* What needs to be done
Identify the lines in the data below that contain "mail" and give only how many there are.

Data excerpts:
□ □ □ □

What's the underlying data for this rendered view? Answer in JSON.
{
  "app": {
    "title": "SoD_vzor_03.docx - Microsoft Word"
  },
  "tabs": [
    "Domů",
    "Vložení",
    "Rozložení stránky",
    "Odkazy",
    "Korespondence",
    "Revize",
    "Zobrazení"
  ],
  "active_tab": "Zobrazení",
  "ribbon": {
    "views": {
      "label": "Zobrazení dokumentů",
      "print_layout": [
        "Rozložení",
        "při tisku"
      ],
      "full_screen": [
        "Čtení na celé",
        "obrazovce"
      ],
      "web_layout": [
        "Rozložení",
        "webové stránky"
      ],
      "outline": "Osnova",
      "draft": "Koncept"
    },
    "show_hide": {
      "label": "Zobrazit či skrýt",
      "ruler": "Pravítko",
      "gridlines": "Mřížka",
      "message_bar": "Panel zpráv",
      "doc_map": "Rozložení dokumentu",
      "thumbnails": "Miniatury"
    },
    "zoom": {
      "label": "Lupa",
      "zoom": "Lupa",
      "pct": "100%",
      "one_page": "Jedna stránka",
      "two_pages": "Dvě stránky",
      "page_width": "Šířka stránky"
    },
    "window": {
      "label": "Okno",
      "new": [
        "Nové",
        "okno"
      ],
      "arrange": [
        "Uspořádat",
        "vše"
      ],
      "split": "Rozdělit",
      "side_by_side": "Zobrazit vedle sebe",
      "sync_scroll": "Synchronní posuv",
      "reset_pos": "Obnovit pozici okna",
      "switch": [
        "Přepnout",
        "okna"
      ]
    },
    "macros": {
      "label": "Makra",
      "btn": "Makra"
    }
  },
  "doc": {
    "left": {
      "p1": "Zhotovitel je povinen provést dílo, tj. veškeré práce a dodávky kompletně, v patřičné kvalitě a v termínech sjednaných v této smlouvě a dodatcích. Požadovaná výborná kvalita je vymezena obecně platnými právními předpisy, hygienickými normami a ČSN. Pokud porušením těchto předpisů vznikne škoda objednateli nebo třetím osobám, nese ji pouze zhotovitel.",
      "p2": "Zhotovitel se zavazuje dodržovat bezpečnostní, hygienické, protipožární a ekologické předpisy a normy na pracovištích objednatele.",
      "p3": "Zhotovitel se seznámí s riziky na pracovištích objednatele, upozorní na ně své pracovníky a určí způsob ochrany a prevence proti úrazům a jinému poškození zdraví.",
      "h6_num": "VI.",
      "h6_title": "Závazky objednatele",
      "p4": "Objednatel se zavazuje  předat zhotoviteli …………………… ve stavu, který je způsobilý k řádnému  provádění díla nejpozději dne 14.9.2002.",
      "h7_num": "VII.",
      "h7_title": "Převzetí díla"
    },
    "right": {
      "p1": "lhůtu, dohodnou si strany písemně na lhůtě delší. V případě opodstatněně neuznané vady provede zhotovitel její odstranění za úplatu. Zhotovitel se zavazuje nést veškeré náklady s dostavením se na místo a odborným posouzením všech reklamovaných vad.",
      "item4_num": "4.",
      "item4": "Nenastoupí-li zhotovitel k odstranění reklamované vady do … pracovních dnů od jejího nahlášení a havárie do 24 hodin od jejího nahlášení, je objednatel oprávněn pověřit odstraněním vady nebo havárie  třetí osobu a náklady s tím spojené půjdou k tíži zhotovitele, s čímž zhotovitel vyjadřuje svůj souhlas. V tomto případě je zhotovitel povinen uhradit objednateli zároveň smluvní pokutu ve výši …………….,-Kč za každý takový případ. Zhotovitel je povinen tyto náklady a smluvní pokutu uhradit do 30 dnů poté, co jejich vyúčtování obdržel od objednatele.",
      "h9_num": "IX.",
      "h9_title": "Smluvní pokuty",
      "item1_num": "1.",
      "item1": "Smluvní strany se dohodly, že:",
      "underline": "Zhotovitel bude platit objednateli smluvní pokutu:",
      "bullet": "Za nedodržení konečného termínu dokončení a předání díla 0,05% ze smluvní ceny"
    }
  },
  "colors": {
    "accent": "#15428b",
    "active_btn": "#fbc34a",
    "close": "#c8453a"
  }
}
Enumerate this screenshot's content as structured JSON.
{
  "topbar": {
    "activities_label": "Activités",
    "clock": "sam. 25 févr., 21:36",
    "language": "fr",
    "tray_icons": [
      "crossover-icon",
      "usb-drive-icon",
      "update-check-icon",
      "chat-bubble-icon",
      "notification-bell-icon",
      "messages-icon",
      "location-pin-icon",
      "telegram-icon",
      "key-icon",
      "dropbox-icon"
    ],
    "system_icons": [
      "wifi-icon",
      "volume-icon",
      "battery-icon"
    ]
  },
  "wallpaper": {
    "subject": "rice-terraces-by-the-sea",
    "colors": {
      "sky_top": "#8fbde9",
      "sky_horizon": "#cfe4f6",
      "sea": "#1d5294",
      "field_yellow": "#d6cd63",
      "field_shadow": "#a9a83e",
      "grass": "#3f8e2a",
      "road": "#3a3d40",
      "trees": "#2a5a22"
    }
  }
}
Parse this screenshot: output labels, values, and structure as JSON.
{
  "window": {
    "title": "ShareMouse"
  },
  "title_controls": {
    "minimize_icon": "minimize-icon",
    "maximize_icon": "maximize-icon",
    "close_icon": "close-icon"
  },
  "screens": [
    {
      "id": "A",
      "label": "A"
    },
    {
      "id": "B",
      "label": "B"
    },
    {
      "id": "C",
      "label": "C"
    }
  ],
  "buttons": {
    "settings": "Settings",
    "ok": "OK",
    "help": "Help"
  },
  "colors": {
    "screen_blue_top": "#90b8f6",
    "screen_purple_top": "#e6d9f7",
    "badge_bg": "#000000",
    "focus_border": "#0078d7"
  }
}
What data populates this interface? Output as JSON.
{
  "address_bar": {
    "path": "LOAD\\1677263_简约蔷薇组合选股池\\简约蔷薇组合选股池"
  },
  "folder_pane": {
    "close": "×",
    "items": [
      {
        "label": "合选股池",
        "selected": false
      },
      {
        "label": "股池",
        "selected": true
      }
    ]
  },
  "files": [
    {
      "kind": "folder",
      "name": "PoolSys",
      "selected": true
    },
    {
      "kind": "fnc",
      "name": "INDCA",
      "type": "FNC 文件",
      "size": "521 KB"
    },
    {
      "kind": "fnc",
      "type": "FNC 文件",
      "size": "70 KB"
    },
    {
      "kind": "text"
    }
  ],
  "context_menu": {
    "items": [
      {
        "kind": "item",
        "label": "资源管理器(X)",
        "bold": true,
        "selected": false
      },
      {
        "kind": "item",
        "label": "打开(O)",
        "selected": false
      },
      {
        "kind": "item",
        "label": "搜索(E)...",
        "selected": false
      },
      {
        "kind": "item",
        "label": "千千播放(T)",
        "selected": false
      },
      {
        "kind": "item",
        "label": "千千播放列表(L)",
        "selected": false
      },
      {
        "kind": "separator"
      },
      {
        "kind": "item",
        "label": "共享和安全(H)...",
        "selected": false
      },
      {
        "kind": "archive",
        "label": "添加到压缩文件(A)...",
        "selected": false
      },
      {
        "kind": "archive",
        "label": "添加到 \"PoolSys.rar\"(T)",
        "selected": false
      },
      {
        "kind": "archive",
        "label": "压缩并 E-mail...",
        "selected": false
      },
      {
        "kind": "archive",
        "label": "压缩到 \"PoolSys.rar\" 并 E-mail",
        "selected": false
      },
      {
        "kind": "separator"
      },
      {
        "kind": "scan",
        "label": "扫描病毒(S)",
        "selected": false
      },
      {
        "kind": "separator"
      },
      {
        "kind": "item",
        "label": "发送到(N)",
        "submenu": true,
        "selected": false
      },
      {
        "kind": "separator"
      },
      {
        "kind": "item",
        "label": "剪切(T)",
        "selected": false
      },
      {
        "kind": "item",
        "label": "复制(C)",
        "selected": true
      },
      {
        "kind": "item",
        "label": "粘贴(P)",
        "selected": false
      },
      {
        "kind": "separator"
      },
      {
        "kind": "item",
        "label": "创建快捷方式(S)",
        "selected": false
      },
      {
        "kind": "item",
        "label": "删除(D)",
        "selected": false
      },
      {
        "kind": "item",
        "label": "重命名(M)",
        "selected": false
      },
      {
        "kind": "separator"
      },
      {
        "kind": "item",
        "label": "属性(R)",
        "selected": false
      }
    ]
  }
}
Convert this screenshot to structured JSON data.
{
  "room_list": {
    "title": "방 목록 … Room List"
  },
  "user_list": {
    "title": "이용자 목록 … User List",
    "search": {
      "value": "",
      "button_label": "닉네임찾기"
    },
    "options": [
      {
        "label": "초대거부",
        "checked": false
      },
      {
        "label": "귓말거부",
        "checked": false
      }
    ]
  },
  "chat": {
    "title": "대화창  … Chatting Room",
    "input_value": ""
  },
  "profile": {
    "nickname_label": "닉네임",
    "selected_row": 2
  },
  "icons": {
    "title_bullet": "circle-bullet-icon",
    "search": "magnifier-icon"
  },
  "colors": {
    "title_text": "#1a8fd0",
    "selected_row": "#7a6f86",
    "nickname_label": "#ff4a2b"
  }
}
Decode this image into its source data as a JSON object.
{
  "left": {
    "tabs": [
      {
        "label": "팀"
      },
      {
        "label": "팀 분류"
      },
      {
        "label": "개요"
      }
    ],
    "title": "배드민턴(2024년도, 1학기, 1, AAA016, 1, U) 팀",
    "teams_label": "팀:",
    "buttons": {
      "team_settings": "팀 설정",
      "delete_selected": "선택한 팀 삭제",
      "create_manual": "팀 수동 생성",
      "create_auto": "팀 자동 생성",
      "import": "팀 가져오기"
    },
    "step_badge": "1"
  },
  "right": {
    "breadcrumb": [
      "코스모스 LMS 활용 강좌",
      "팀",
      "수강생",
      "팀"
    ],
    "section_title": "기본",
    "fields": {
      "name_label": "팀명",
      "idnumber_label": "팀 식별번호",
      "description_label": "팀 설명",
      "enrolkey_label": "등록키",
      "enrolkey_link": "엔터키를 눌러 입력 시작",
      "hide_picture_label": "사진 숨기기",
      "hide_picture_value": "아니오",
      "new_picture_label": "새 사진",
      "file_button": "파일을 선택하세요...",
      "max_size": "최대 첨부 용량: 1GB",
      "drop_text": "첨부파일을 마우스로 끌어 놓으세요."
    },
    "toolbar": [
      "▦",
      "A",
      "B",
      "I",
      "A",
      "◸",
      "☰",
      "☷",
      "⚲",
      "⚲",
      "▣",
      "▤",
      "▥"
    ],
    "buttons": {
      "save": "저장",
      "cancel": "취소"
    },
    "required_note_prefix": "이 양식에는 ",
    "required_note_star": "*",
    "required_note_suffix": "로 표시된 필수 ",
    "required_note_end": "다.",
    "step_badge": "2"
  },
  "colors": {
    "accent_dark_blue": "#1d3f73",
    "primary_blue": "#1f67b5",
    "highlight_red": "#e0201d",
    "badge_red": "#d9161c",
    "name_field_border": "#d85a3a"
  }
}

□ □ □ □

* Answer section
2